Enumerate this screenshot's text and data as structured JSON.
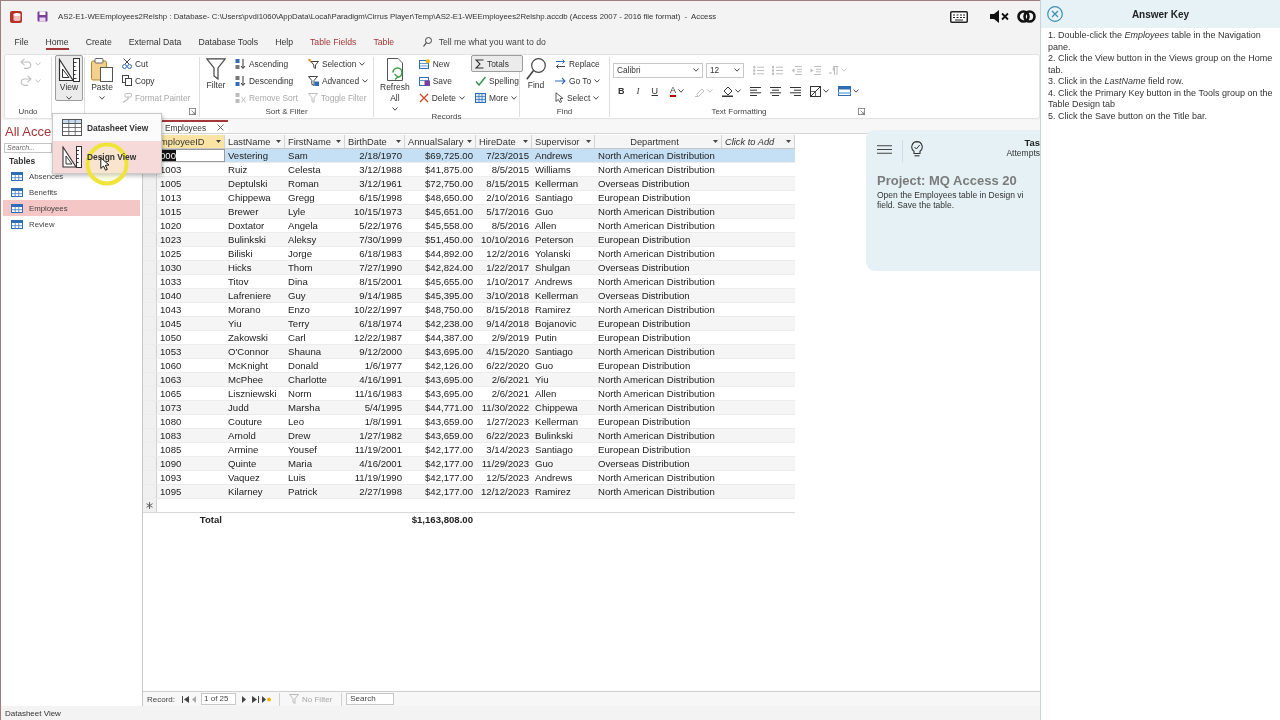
{
  "title_bar": {
    "title": "AS2-E1-WEEmployees2Relshp : Database- C:\\Users\\pvdi1060\\AppData\\Local\\Paradigm\\Cirrus Player\\Temp\\AS2-E1-WEEmployees2Relshp.accdb (Access 2007 - 2016 file format)  -  Access"
  },
  "menu_tabs": [
    {
      "label": "File",
      "selected": false,
      "kind": "main"
    },
    {
      "label": "Home",
      "selected": true,
      "kind": "main"
    },
    {
      "label": "Create",
      "selected": false,
      "kind": "main"
    },
    {
      "label": "External Data",
      "selected": false,
      "kind": "main"
    },
    {
      "label": "Database Tools",
      "selected": false,
      "kind": "main"
    },
    {
      "label": "Help",
      "selected": false,
      "kind": "main"
    },
    {
      "label": "Table Fields",
      "selected": false,
      "kind": "contextual"
    },
    {
      "label": "Table",
      "selected": false,
      "kind": "contextual"
    }
  ],
  "tell_me": {
    "placeholder": "Tell me what you want to do"
  },
  "ribbon": [
    {
      "label": "Undo",
      "launcher": false,
      "buttons": [
        {
          "kind": "small",
          "disabled": true,
          "pressed": false,
          "dropdown": true
        },
        {
          "kind": "small",
          "disabled": true,
          "pressed": false,
          "dropdown": true
        }
      ]
    },
    {
      "launcher": false,
      "buttons": [
        {
          "kind": "large",
          "label": "View",
          "disabled": false,
          "pressed": true,
          "dropdown": true
        }
      ]
    },
    {
      "launcher": true,
      "buttons": [
        {
          "kind": "large",
          "label": "Paste",
          "disabled": false,
          "pressed": false,
          "dropdown": true
        },
        {
          "kind": "small",
          "label": "Cut",
          "disabled": false,
          "pressed": false,
          "dropdown": false
        },
        {
          "kind": "small",
          "label": "Copy",
          "disabled": false,
          "pressed": false,
          "dropdown": false
        },
        {
          "kind": "small",
          "label": "Format Painter",
          "disabled": true,
          "pressed": false,
          "dropdown": false
        }
      ]
    },
    {
      "label": "Sort & Filter",
      "launcher": false,
      "buttons": [
        {
          "kind": "large",
          "label": "Filter",
          "disabled": false,
          "pressed": false,
          "dropdown": false
        },
        {
          "kind": "small",
          "label": "Ascending",
          "disabled": false,
          "pressed": false,
          "dropdown": false
        },
        {
          "kind": "small",
          "label": "Descending",
          "disabled": false,
          "pressed": false,
          "dropdown": false
        },
        {
          "kind": "small",
          "label": "Remove Sort",
          "disabled": true,
          "pressed": false,
          "dropdown": false
        },
        {
          "kind": "small",
          "label": "Selection",
          "disabled": false,
          "pressed": false,
          "dropdown": true
        },
        {
          "kind": "small",
          "label": "Advanced",
          "disabled": false,
          "pressed": false,
          "dropdown": true
        },
        {
          "kind": "small",
          "label": "Toggle Filter",
          "disabled": true,
          "pressed": false,
          "dropdown": false
        }
      ]
    },
    {
      "label": "Records",
      "launcher": false,
      "buttons": [
        {
          "kind": "large",
          "label": "Refresh All",
          "disabled": false,
          "pressed": false,
          "dropdown": true
        },
        {
          "kind": "small",
          "label": "New",
          "disabled": false,
          "pressed": false,
          "dropdown": false
        },
        {
          "kind": "small",
          "label": "Save",
          "disabled": false,
          "pressed": false,
          "dropdown": false
        },
        {
          "kind": "small",
          "label": "Delete",
          "disabled": false,
          "pressed": false,
          "dropdown": true
        },
        {
          "kind": "small",
          "label": "Totals",
          "disabled": false,
          "pressed": true,
          "dropdown": false
        },
        {
          "kind": "small",
          "label": "Spelling",
          "disabled": false,
          "pressed": false,
          "dropdown": false
        },
        {
          "kind": "small",
          "label": "More",
          "disabled": false,
          "pressed": false,
          "dropdown": true
        }
      ]
    },
    {
      "label": "Find",
      "launcher": false,
      "buttons": [
        {
          "kind": "large",
          "label": "Find",
          "disabled": false,
          "pressed": false,
          "dropdown": false
        },
        {
          "kind": "small",
          "label": "Replace",
          "disabled": false,
          "pressed": false,
          "dropdown": false
        },
        {
          "kind": "small",
          "label": "Go To",
          "disabled": false,
          "pressed": false,
          "dropdown": true
        },
        {
          "kind": "small",
          "label": "Select",
          "disabled": false,
          "pressed": false,
          "dropdown": true
        }
      ]
    },
    {
      "label": "Text Formatting",
      "launcher": true,
      "upper_row": [
        {
          "kind": "combo",
          "value": "Calibri",
          "disabled": false,
          "dropdown": true
        },
        {
          "kind": "combo",
          "value": "12",
          "disabled": false,
          "dropdown": true
        },
        {
          "kind": "icon",
          "disabled": true,
          "dropdown": false
        },
        {
          "kind": "icon",
          "disabled": true,
          "dropdown": false
        },
        {
          "kind": "icon",
          "disabled": true,
          "dropdown": false
        },
        {
          "kind": "icon",
          "disabled": true,
          "dropdown": false
        },
        {
          "kind": "icon",
          "disabled": true,
          "dropdown": true
        }
      ],
      "lower_row": [
        {
          "kind": "bold",
          "label": "B",
          "disabled": false,
          "dropdown": false
        },
        {
          "kind": "italic",
          "label": "I",
          "disabled": false,
          "dropdown": false
        },
        {
          "kind": "underline",
          "label": "U",
          "disabled": false,
          "dropdown": false
        },
        {
          "kind": "font-color",
          "label": "A",
          "disabled": false,
          "dropdown": true
        },
        {
          "kind": "icon",
          "disabled": true,
          "dropdown": true
        },
        {
          "kind": "icon",
          "disabled": false,
          "dropdown": true
        },
        {
          "kind": "icon",
          "disabled": false,
          "dropdown": false
        },
        {
          "kind": "icon",
          "disabled": false,
          "dropdown": false
        },
        {
          "kind": "icon",
          "disabled": false,
          "dropdown": false
        },
        {
          "kind": "icon",
          "disabled": false,
          "dropdown": true
        },
        {
          "kind": "icon",
          "disabled": false,
          "dropdown": true
        }
      ]
    }
  ],
  "nav_pane": {
    "title": "All Acce",
    "search": {
      "placeholder": "Search..."
    },
    "groups": [
      {
        "label": "Tables",
        "items": [
          {
            "label": "Absences",
            "selected": false
          },
          {
            "label": "Benefits",
            "selected": false
          },
          {
            "label": "Employees",
            "selected": true
          },
          {
            "label": "Review",
            "selected": false
          }
        ]
      }
    ]
  },
  "view_menu": {
    "items": [
      {
        "label": "Datasheet View",
        "hovered": false
      },
      {
        "label": "Design View",
        "hovered": true
      }
    ]
  },
  "document_tabs": [
    {
      "label": "Employees",
      "selected": true
    }
  ],
  "datasheet": {
    "columns": [
      {
        "label": "mployeeID",
        "kind": "text",
        "selected": true
      },
      {
        "label": "LastName",
        "kind": "text",
        "selected": false
      },
      {
        "label": "FirstName",
        "kind": "text",
        "selected": false
      },
      {
        "label": "BirthDate",
        "kind": "date",
        "selected": false
      },
      {
        "label": "AnnualSalary",
        "kind": "currency",
        "selected": false,
        "total": "$1,163,808.00"
      },
      {
        "label": "HireDate",
        "kind": "date",
        "selected": false
      },
      {
        "label": "Supervisor",
        "kind": "text",
        "selected": false
      },
      {
        "label": "Department",
        "kind": "lookup",
        "selected": false
      },
      {
        "label": "Click to Add",
        "kind": "add",
        "selected": false
      }
    ],
    "rows": [
      {
        "selected": true,
        "cells": [
          "000",
          "Vestering",
          "Sam",
          "2/18/1970",
          "$69,725.00",
          "7/23/2015",
          "Andrews",
          "North American Distribution"
        ]
      },
      {
        "selected": false,
        "cells": [
          "1003",
          "Ruiz",
          "Celesta",
          "3/12/1988",
          "$41,875.00",
          "8/5/2015",
          "Williams",
          "North American Distribution"
        ]
      },
      {
        "selected": false,
        "cells": [
          "1005",
          "Deptulski",
          "Roman",
          "3/12/1961",
          "$72,750.00",
          "8/15/2015",
          "Kellerman",
          "Overseas Distribution"
        ]
      },
      {
        "selected": false,
        "cells": [
          "1013",
          "Chippewa",
          "Gregg",
          "6/15/1998",
          "$48,650.00",
          "2/10/2016",
          "Santiago",
          "European Distribution"
        ]
      },
      {
        "selected": false,
        "cells": [
          "1015",
          "Brewer",
          "Lyle",
          "10/15/1973",
          "$45,651.00",
          "5/17/2016",
          "Guo",
          "North American Distribution"
        ]
      },
      {
        "selected": false,
        "cells": [
          "1020",
          "Doxtator",
          "Angela",
          "5/22/1976",
          "$45,558.00",
          "8/5/2016",
          "Allen",
          "North American Distribution"
        ]
      },
      {
        "selected": false,
        "cells": [
          "1023",
          "Bulinkski",
          "Aleksy",
          "7/30/1999",
          "$51,450.00",
          "10/10/2016",
          "Peterson",
          "European Distribution"
        ]
      },
      {
        "selected": false,
        "cells": [
          "1025",
          "Biliski",
          "Jorge",
          "6/18/1983",
          "$44,892.00",
          "12/2/2016",
          "Yolanski",
          "North American Distribution"
        ]
      },
      {
        "selected": false,
        "cells": [
          "1030",
          "Hicks",
          "Thom",
          "7/27/1990",
          "$42,824.00",
          "1/22/2017",
          "Shulgan",
          "Overseas Distribution"
        ]
      },
      {
        "selected": false,
        "cells": [
          "1033",
          "Titov",
          "Dina",
          "8/15/2001",
          "$45,655.00",
          "1/10/2017",
          "Andrews",
          "North American Distribution"
        ]
      },
      {
        "selected": false,
        "cells": [
          "1040",
          "Lafreniere",
          "Guy",
          "9/14/1985",
          "$45,395.00",
          "3/10/2018",
          "Kellerman",
          "Overseas Distribution"
        ]
      },
      {
        "selected": false,
        "cells": [
          "1043",
          "Morano",
          "Enzo",
          "10/22/1997",
          "$48,750.00",
          "8/15/2018",
          "Ramirez",
          "North American Distribution"
        ]
      },
      {
        "selected": false,
        "cells": [
          "1045",
          "Yiu",
          "Terry",
          "6/18/1974",
          "$42,238.00",
          "9/14/2018",
          "Bojanovic",
          "European Distribution"
        ]
      },
      {
        "selected": false,
        "cells": [
          "1050",
          "Zakowski",
          "Carl",
          "12/22/1987",
          "$44,387.00",
          "2/9/2019",
          "Putin",
          "European Distribution"
        ]
      },
      {
        "selected": false,
        "cells": [
          "1053",
          "O'Connor",
          "Shauna",
          "9/12/2000",
          "$43,695.00",
          "4/15/2020",
          "Santiago",
          "North American Distribution"
        ]
      },
      {
        "selected": false,
        "cells": [
          "1060",
          "McKnight",
          "Donald",
          "1/6/1977",
          "$42,126.00",
          "6/22/2020",
          "Guo",
          "European Distribution"
        ]
      },
      {
        "selected": false,
        "cells": [
          "1063",
          "McPhee",
          "Charlotte",
          "4/16/1991",
          "$43,695.00",
          "2/6/2021",
          "Yiu",
          "North American Distribution"
        ]
      },
      {
        "selected": false,
        "cells": [
          "1065",
          "Liszniewski",
          "Norm",
          "11/16/1983",
          "$43,695.00",
          "2/6/2021",
          "Allen",
          "North American Distribution"
        ]
      },
      {
        "selected": false,
        "cells": [
          "1073",
          "Judd",
          "Marsha",
          "5/4/1995",
          "$44,771.00",
          "11/30/2022",
          "Chippewa",
          "North American Distribution"
        ]
      },
      {
        "selected": false,
        "cells": [
          "1080",
          "Couture",
          "Leo",
          "1/8/1991",
          "$43,659.00",
          "1/27/2023",
          "Kellerman",
          "European Distribution"
        ]
      },
      {
        "selected": false,
        "cells": [
          "1083",
          "Arnold",
          "Drew",
          "1/27/1982",
          "$43,659.00",
          "6/22/2023",
          "Bulinkski",
          "North American Distribution"
        ]
      },
      {
        "selected": false,
        "cells": [
          "1085",
          "Armine",
          "Yousef",
          "11/19/2001",
          "$42,177.00",
          "3/14/2023",
          "Santiago",
          "European Distribution"
        ]
      },
      {
        "selected": false,
        "cells": [
          "1090",
          "Quinte",
          "Maria",
          "4/16/2001",
          "$42,177.00",
          "11/29/2023",
          "Guo",
          "Overseas Distribution"
        ]
      },
      {
        "selected": false,
        "cells": [
          "1093",
          "Vaquez",
          "Luis",
          "11/19/1990",
          "$42,177.00",
          "12/5/2023",
          "Andrews",
          "North American Distribution"
        ]
      },
      {
        "selected": false,
        "cells": [
          "1095",
          "Kilarney",
          "Patrick",
          "2/27/1998",
          "$42,177.00",
          "12/12/2023",
          "Ramirez",
          "North American Distribution"
        ]
      }
    ],
    "total_row": {
      "label": "Total"
    }
  },
  "record_navigator": {
    "label": "Record:",
    "position": "1 of 25",
    "nav_buttons": [
      {
        "disabled": false
      },
      {
        "disabled": true
      },
      {
        "disabled": false
      },
      {
        "disabled": false
      },
      {
        "disabled": false
      }
    ],
    "filter": {
      "label": "No Filter",
      "disabled": true
    },
    "search": {
      "placeholder": "Search"
    }
  },
  "status_bar": {
    "text": "Datasheet View"
  },
  "task_card": {
    "title": "Tas",
    "attempts": "Attempts",
    "project": "Project: MQ Access 20",
    "description": [
      "Open the Employees table in Design vi",
      "field. Save the table."
    ]
  },
  "answer_key": {
    "title": "Answer Key",
    "steps": [
      "1. Double-click the *Employees* table in the Navigation pane.",
      "2. Click the View button in the Views group on the Home tab.",
      "3. Click in the *LastName* field row.",
      "4. Click the Primary Key button in the Tools group on the Table Design tab",
      "5. Click the Save button on the Title bar."
    ]
  }
}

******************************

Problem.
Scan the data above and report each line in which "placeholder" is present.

Response.
    "placeholder": "Tell me what you want to do"
      "placeholder": "Search..."
      "placeholder": "Search"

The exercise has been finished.